### [RECORDS SHOWN]

-- Opening Marker --

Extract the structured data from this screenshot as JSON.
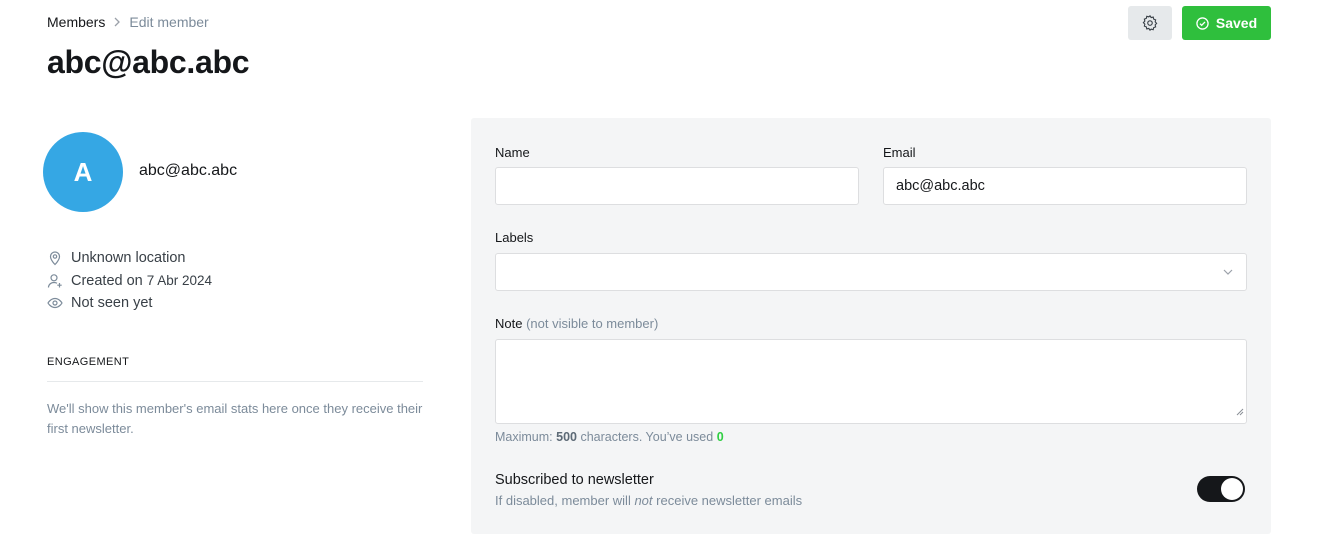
{
  "breadcrumb": {
    "parent": "Members",
    "current": "Edit member"
  },
  "page": {
    "title": "abc@abc.abc"
  },
  "header": {
    "saved_label": "Saved"
  },
  "member": {
    "avatar_initial": "A",
    "email": "abc@abc.abc",
    "location": "Unknown location",
    "created_prefix": "Created on",
    "created_date": "7 Abr 2024",
    "last_seen": "Not seen yet"
  },
  "engagement": {
    "title": "ENGAGEMENT",
    "text": "We'll show this member's email stats here once they receive their first newsletter."
  },
  "form": {
    "name_label": "Name",
    "name_value": "",
    "email_label": "Email",
    "email_value": "abc@abc.abc",
    "labels_label": "Labels",
    "note_label": "Note",
    "note_hint": "(not visible to member)",
    "counter_prefix": "Maximum:",
    "counter_max": "500",
    "counter_mid": "characters. You’ve used",
    "counter_used": "0",
    "newsletter_title": "Subscribed to newsletter",
    "newsletter_desc_pre": "If disabled, member will",
    "newsletter_desc_em": "not",
    "newsletter_desc_post": "receive newsletter emails",
    "newsletter_enabled": true
  },
  "colors": {
    "accent_green": "#30cf43",
    "avatar_blue": "#35a7e4",
    "toggle_on": "#15171a"
  },
  "icons": [
    "chevron-right-icon",
    "gear-icon",
    "check-circle-icon",
    "location-pin-icon",
    "user-add-icon",
    "eye-icon",
    "chevron-down-icon"
  ]
}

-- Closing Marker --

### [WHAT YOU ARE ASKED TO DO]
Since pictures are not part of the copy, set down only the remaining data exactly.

### [TASK RESPONSE]
Extract the structured data from this screenshot as JSON.
{
  "breadcrumb": {
    "parent": "Members",
    "current": "Edit member"
  },
  "page": {
    "title": "abc@abc.abc"
  },
  "header": {
    "saved_label": "Saved"
  },
  "member": {
    "avatar_initial": "A",
    "email": "abc@abc.abc",
    "location": "Unknown location",
    "created_prefix": "Created on",
    "created_date": "7 Abr 2024",
    "last_seen": "Not seen yet"
  },
  "engagement": {
    "title": "ENGAGEMENT",
    "text": "We'll show this member's email stats here once they receive their first newsletter."
  },
  "form": {
    "name_label": "Name",
    "name_value": "",
    "email_label": "Email",
    "email_value": "abc@abc.abc",
    "labels_label": "Labels",
    "note_label": "Note",
    "note_hint": "(not visible to member)",
    "counter_prefix": "Maximum:",
    "counter_max": "500",
    "counter_mid": "characters. You’ve used",
    "counter_used": "0",
    "newsletter_title": "Subscribed to newsletter",
    "newsletter_desc_pre": "If disabled, member will",
    "newsletter_desc_em": "not",
    "newsletter_desc_post": "receive newsletter emails",
    "newsletter_enabled": true
  },
  "colors": {
    "accent_green": "#30cf43",
    "avatar_blue": "#35a7e4",
    "toggle_on": "#15171a"
  },
  "icons": [
    "chevron-right-icon",
    "gear-icon",
    "check-circle-icon",
    "location-pin-icon",
    "user-add-icon",
    "eye-icon",
    "chevron-down-icon"
  ]
}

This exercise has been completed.